» Task objective:
What lines in the records below contain the string "JSON"? Copy every one.

++++++++++

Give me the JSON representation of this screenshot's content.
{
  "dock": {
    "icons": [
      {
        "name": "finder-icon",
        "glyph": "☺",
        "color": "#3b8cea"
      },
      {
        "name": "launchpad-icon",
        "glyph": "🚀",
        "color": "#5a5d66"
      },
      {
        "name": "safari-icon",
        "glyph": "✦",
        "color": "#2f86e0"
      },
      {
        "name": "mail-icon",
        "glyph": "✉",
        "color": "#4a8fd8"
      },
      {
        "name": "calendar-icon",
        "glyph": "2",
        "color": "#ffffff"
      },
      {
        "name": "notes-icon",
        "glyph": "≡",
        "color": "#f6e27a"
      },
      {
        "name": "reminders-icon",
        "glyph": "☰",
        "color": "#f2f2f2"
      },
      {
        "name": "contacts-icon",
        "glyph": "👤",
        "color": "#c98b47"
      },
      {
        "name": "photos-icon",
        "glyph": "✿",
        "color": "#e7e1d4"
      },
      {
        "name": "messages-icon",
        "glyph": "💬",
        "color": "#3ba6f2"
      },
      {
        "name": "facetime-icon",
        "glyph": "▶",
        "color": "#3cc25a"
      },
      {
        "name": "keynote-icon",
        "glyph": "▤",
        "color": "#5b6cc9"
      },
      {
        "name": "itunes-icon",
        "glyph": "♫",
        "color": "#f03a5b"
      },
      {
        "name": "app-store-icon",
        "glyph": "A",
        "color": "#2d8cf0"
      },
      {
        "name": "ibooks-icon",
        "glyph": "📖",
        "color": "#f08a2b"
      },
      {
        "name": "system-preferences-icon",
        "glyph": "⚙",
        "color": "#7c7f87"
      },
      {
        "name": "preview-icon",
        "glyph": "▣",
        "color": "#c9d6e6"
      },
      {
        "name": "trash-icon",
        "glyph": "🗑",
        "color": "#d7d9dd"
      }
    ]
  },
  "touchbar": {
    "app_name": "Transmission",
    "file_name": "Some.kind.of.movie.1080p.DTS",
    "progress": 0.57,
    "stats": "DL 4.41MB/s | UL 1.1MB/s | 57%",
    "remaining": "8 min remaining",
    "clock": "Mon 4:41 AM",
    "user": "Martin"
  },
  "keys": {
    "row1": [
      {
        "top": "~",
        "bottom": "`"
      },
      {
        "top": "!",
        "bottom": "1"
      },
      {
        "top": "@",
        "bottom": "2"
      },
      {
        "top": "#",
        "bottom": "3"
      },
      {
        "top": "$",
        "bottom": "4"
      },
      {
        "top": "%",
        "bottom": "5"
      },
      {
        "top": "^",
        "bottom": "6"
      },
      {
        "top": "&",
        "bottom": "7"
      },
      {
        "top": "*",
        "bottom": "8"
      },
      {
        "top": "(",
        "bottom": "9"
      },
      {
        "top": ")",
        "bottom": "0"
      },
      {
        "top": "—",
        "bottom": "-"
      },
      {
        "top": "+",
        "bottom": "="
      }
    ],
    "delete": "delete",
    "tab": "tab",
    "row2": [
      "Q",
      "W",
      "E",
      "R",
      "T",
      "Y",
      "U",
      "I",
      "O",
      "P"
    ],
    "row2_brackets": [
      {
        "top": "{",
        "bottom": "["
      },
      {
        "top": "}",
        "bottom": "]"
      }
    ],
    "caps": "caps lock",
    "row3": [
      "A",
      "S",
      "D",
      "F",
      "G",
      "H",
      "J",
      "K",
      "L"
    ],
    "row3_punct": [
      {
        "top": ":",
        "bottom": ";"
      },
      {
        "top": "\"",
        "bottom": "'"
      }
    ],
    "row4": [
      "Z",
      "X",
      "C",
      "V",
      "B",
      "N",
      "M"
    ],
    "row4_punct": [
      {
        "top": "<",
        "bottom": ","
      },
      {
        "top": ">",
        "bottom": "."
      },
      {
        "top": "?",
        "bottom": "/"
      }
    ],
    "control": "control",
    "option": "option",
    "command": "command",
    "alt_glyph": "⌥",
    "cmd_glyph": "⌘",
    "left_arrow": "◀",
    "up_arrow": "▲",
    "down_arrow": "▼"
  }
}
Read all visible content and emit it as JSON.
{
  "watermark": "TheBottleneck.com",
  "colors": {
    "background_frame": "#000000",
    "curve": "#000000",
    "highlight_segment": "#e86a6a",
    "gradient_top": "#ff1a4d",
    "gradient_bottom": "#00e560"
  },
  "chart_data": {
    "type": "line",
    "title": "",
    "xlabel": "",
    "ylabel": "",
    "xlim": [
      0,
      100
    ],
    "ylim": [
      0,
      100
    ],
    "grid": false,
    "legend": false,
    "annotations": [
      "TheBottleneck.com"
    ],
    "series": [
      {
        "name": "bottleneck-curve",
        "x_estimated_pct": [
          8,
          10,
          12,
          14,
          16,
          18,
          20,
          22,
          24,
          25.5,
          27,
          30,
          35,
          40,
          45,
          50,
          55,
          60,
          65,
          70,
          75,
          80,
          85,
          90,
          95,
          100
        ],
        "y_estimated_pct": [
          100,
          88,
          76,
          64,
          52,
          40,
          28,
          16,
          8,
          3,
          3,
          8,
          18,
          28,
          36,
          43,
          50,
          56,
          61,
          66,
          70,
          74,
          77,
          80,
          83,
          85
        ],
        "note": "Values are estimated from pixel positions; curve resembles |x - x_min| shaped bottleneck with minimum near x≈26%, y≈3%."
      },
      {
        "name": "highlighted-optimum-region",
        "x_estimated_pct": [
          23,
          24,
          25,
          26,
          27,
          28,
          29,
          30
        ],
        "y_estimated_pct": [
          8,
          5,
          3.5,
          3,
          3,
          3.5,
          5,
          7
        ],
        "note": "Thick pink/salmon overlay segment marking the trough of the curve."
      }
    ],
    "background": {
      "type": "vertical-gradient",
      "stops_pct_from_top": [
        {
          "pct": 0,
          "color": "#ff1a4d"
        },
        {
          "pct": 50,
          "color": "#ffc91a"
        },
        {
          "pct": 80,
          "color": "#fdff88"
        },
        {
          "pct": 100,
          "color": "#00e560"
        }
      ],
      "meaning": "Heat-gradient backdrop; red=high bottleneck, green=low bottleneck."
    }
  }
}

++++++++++

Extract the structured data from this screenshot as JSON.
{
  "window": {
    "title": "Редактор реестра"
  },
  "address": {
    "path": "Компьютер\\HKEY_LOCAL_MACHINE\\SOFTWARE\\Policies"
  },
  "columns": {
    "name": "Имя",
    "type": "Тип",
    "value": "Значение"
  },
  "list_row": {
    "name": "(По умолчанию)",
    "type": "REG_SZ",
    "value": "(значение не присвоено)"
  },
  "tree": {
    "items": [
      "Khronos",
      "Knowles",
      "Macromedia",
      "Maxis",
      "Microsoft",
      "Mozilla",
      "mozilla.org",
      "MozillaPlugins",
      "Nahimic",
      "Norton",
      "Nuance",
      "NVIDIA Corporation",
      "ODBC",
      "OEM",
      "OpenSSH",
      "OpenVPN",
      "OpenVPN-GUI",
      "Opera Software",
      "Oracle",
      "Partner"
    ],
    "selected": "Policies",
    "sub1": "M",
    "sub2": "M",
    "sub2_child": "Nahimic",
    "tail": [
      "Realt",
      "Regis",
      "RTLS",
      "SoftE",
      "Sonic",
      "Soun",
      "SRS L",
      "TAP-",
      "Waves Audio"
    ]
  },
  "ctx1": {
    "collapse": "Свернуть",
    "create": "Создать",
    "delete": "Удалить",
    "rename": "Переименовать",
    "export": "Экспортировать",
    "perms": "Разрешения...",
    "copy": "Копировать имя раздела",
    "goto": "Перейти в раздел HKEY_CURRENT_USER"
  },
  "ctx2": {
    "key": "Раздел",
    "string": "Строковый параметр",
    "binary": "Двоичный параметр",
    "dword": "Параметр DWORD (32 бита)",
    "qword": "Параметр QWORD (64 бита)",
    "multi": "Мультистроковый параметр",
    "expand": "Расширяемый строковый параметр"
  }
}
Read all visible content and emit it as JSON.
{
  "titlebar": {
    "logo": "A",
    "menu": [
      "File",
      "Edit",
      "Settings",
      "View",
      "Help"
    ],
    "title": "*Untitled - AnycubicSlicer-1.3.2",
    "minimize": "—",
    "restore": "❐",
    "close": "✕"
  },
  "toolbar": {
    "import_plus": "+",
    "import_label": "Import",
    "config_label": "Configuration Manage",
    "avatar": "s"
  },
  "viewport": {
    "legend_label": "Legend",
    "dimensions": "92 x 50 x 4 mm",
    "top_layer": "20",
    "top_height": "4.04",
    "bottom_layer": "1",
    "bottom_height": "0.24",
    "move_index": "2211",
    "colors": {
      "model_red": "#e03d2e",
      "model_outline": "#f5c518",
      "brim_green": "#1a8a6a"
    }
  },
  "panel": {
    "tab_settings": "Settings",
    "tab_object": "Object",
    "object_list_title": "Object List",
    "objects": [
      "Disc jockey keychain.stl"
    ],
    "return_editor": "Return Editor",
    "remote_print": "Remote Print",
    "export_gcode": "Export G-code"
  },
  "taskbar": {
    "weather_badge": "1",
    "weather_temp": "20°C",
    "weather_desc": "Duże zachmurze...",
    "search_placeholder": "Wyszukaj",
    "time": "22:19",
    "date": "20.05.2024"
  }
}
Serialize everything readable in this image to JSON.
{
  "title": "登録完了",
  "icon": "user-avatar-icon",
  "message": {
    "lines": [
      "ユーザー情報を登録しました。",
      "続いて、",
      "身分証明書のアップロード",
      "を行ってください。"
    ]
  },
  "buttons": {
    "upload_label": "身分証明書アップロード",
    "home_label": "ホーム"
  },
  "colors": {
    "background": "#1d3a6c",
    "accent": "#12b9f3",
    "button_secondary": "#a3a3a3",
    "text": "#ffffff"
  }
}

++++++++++

» Answer to this task:
Give me the JSON representation of this screenshot's content.
Read all visible content and emit it as JSON.
Extract the structured data from this screenshot as JSON.
Read all visible content and emit it as JSON.
Serialize everything readable in this image to JSON.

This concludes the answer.